Start of Task material

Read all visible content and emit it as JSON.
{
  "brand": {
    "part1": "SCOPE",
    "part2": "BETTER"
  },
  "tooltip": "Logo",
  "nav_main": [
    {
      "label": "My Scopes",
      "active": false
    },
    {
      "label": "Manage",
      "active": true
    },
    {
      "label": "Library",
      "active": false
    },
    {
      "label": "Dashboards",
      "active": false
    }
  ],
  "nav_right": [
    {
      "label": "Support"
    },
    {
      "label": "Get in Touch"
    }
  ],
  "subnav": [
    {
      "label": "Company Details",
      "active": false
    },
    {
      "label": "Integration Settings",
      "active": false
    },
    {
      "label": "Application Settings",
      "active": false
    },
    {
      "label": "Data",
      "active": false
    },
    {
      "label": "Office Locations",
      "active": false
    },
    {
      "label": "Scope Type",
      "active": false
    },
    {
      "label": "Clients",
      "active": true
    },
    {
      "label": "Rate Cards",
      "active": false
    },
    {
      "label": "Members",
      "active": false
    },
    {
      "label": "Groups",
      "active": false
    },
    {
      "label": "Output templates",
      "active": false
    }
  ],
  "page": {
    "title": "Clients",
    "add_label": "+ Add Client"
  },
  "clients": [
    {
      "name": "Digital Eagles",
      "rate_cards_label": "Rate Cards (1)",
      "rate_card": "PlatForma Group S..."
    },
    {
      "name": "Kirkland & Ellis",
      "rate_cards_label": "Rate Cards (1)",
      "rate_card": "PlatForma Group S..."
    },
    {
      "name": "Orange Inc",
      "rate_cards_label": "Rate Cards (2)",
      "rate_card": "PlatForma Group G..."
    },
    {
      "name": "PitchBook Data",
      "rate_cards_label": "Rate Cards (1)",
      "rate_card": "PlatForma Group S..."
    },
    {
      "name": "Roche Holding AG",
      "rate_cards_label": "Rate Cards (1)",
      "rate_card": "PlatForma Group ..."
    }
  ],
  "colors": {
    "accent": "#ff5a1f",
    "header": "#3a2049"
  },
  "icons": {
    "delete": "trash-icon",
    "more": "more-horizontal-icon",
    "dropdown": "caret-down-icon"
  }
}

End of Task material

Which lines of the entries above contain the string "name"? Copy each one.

      "name": "Digital Eagles",
      "name": "Kirkland & Ellis",
      "name": "Orange Inc",
      "name": "PitchBook Data",
      "name": "Roche Holding AG",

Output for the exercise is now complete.